** Entries shown follows **

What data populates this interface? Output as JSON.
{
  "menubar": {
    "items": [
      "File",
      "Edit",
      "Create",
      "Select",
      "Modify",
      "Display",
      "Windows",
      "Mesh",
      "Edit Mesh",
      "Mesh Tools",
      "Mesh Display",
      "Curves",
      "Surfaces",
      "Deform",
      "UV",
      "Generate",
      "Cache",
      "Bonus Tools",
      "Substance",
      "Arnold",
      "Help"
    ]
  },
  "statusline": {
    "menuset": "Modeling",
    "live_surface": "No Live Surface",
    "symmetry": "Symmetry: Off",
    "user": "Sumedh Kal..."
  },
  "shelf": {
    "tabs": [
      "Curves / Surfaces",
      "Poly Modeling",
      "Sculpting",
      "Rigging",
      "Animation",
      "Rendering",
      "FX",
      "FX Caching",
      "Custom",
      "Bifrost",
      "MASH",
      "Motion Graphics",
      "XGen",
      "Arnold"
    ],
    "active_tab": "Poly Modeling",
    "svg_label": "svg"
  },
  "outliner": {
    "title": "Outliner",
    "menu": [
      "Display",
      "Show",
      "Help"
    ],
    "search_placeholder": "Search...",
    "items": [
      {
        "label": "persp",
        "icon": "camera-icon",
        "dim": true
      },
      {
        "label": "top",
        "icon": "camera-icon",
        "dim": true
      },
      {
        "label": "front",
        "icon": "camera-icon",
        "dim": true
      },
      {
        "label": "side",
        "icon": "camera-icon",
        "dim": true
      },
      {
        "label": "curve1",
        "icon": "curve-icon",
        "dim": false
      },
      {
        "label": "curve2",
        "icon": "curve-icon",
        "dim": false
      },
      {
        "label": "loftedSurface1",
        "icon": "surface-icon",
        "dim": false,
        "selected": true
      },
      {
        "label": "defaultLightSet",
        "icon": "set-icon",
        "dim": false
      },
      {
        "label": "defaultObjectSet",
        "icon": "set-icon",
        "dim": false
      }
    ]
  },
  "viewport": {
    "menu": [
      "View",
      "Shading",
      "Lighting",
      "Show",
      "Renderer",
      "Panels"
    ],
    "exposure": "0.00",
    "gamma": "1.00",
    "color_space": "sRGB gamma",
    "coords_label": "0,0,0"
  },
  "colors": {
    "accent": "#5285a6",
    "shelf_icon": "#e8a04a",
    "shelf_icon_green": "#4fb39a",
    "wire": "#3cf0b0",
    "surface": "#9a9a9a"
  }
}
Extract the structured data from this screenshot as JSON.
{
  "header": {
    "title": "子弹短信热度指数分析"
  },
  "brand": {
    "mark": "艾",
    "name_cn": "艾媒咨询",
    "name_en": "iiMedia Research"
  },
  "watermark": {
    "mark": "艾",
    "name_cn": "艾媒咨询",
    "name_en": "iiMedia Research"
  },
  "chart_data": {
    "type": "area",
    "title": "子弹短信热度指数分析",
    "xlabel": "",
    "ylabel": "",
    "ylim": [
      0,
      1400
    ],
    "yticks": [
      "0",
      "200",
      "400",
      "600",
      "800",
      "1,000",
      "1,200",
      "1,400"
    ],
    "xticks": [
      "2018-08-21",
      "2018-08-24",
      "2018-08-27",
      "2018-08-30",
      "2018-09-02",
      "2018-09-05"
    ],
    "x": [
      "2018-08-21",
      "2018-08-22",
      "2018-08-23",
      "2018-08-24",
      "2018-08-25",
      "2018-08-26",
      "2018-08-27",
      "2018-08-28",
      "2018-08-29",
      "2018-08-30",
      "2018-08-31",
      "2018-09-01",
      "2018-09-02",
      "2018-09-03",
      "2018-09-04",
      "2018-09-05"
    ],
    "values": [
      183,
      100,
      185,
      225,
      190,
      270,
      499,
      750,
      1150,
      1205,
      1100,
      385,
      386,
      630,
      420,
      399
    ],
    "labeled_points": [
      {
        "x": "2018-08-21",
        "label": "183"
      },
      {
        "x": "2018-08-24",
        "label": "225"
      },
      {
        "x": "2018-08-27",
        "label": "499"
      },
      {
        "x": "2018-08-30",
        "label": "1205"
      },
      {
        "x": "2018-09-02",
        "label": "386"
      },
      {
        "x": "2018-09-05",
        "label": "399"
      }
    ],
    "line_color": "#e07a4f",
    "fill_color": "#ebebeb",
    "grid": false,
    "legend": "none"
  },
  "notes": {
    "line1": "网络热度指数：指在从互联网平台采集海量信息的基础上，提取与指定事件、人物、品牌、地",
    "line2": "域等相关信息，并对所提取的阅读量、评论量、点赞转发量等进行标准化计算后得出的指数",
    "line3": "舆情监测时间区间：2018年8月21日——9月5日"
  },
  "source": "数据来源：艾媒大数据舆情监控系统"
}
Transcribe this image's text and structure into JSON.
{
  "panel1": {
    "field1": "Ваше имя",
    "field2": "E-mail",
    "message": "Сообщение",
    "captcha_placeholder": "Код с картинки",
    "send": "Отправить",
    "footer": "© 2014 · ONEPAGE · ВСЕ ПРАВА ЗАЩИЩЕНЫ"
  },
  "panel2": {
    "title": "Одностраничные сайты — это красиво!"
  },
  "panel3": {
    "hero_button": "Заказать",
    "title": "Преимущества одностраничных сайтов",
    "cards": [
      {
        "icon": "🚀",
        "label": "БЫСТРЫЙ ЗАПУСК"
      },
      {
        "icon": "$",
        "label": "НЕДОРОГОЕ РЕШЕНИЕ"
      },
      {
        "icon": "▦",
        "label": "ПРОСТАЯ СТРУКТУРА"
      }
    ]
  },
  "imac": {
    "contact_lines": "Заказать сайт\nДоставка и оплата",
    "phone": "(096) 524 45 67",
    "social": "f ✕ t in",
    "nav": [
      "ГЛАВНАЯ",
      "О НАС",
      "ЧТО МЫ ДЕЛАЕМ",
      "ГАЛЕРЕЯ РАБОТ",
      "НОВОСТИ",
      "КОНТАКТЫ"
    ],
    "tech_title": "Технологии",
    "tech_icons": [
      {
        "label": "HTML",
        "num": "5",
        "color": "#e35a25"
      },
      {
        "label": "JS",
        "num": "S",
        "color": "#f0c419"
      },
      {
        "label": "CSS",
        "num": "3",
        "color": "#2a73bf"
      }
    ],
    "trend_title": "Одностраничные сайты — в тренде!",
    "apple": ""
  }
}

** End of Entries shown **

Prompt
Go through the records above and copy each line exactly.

Task output
What data populates this interface? Output as JSON.
{
  "menubar": {
    "items": [
      "File",
      "Edit",
      "Create",
      "Select",
      "Modify",
      "Display",
      "Windows",
      "Mesh",
      "Edit Mesh",
      "Mesh Tools",
      "Mesh Display",
      "Curves",
      "Surfaces",
      "Deform",
      "UV",
      "Generate",
      "Cache",
      "Bonus Tools",
      "Substance",
      "Arnold",
      "Help"
    ]
  },
  "statusline": {
    "menuset": "Modeling",
    "live_surface": "No Live Surface",
    "symmetry": "Symmetry: Off",
    "user": "Sumedh Kal..."
  },
  "shelf": {
    "tabs": [
      "Curves / Surfaces",
      "Poly Modeling",
      "Sculpting",
      "Rigging",
      "Animation",
      "Rendering",
      "FX",
      "FX Caching",
      "Custom",
      "Bifrost",
      "MASH",
      "Motion Graphics",
      "XGen",
      "Arnold"
    ],
    "active_tab": "Poly Modeling",
    "svg_label": "svg"
  },
  "outliner": {
    "title": "Outliner",
    "menu": [
      "Display",
      "Show",
      "Help"
    ],
    "search_placeholder": "Search...",
    "items": [
      {
        "label": "persp",
        "icon": "camera-icon",
        "dim": true
      },
      {
        "label": "top",
        "icon": "camera-icon",
        "dim": true
      },
      {
        "label": "front",
        "icon": "camera-icon",
        "dim": true
      },
      {
        "label": "side",
        "icon": "camera-icon",
        "dim": true
      },
      {
        "label": "curve1",
        "icon": "curve-icon",
        "dim": false
      },
      {
        "label": "curve2",
        "icon": "curve-icon",
        "dim": false
      },
      {
        "label": "loftedSurface1",
        "icon": "surface-icon",
        "dim": false,
        "selected": true
      },
      {
        "label": "defaultLightSet",
        "icon": "set-icon",
        "dim": false
      },
      {
        "label": "defaultObjectSet",
        "icon": "set-icon",
        "dim": false
      }
    ]
  },
  "viewport": {
    "menu": [
      "View",
      "Shading",
      "Lighting",
      "Show",
      "Renderer",
      "Panels"
    ],
    "exposure": "0.00",
    "gamma": "1.00",
    "color_space": "sRGB gamma",
    "coords_label": "0,0,0"
  },
  "colors": {
    "accent": "#5285a6",
    "shelf_icon": "#e8a04a",
    "shelf_icon_green": "#4fb39a",
    "wire": "#3cf0b0",
    "surface": "#9a9a9a"
  }
}
Extract the structured data from this screenshot as JSON.
{
  "header": {
    "title": "子弹短信热度指数分析"
  },
  "brand": {
    "mark": "艾",
    "name_cn": "艾媒咨询",
    "name_en": "iiMedia Research"
  },
  "watermark": {
    "mark": "艾",
    "name_cn": "艾媒咨询",
    "name_en": "iiMedia Research"
  },
  "chart_data": {
    "type": "area",
    "title": "子弹短信热度指数分析",
    "xlabel": "",
    "ylabel": "",
    "ylim": [
      0,
      1400
    ],
    "yticks": [
      "0",
      "200",
      "400",
      "600",
      "800",
      "1,000",
      "1,200",
      "1,400"
    ],
    "xticks": [
      "2018-08-21",
      "2018-08-24",
      "2018-08-27",
      "2018-08-30",
      "2018-09-02",
      "2018-09-05"
    ],
    "x": [
      "2018-08-21",
      "2018-08-22",
      "2018-08-23",
      "2018-08-24",
      "2018-08-25",
      "2018-08-26",
      "2018-08-27",
      "2018-08-28",
      "2018-08-29",
      "2018-08-30",
      "2018-08-31",
      "2018-09-01",
      "2018-09-02",
      "2018-09-03",
      "2018-09-04",
      "2018-09-05"
    ],
    "values": [
      183,
      100,
      185,
      225,
      190,
      270,
      499,
      750,
      1150,
      1205,
      1100,
      385,
      386,
      630,
      420,
      399
    ],
    "labeled_points": [
      {
        "x": "2018-08-21",
        "label": "183"
      },
      {
        "x": "2018-08-24",
        "label": "225"
      },
      {
        "x": "2018-08-27",
        "label": "499"
      },
      {
        "x": "2018-08-30",
        "label": "1205"
      },
      {
        "x": "2018-09-02",
        "label": "386"
      },
      {
        "x": "2018-09-05",
        "label": "399"
      }
    ],
    "line_color": "#e07a4f",
    "fill_color": "#ebebeb",
    "grid": false,
    "legend": "none"
  },
  "notes": {
    "line1": "网络热度指数：指在从互联网平台采集海量信息的基础上，提取与指定事件、人物、品牌、地",
    "line2": "域等相关信息，并对所提取的阅读量、评论量、点赞转发量等进行标准化计算后得出的指数",
    "line3": "舆情监测时间区间：2018年8月21日——9月5日"
  },
  "source": "数据来源：艾媒大数据舆情监控系统"
}
Transcribe this image's text and structure into JSON.
{
  "panel1": {
    "field1": "Ваше имя",
    "field2": "E-mail",
    "message": "Сообщение",
    "captcha_placeholder": "Код с картинки",
    "send": "Отправить",
    "footer": "© 2014 · ONEPAGE · ВСЕ ПРАВА ЗАЩИЩЕНЫ"
  },
  "panel2": {
    "title": "Одностраничные сайты — это красиво!"
  },
  "panel3": {
    "hero_button": "Заказать",
    "title": "Преимущества одностраничных сайтов",
    "cards": [
      {
        "icon": "🚀",
        "label": "БЫСТРЫЙ ЗАПУСК"
      },
      {
        "icon": "$",
        "label": "НЕДОРОГОЕ РЕШЕНИЕ"
      },
      {
        "icon": "▦",
        "label": "ПРОСТАЯ СТРУКТУРА"
      }
    ]
  },
  "imac": {
    "contact_lines": "Заказать сайт\nДоставка и оплата",
    "phone": "(096) 524 45 67",
    "social": "f ✕ t in",
    "nav": [
      "ГЛАВНАЯ",
      "О НАС",
      "ЧТО МЫ ДЕЛАЕМ",
      "ГАЛЕРЕЯ РАБОТ",
      "НОВОСТИ",
      "КОНТАКТЫ"
    ],
    "tech_title": "Технологии",
    "tech_icons": [
      {
        "label": "HTML",
        "num": "5",
        "color": "#e35a25"
      },
      {
        "label": "JS",
        "num": "S",
        "color": "#f0c419"
      },
      {
        "label": "CSS",
        "num": "3",
        "color": "#2a73bf"
      }
    ],
    "trend_title": "Одностраничные сайты — в тренде!",
    "apple": ""
  }
}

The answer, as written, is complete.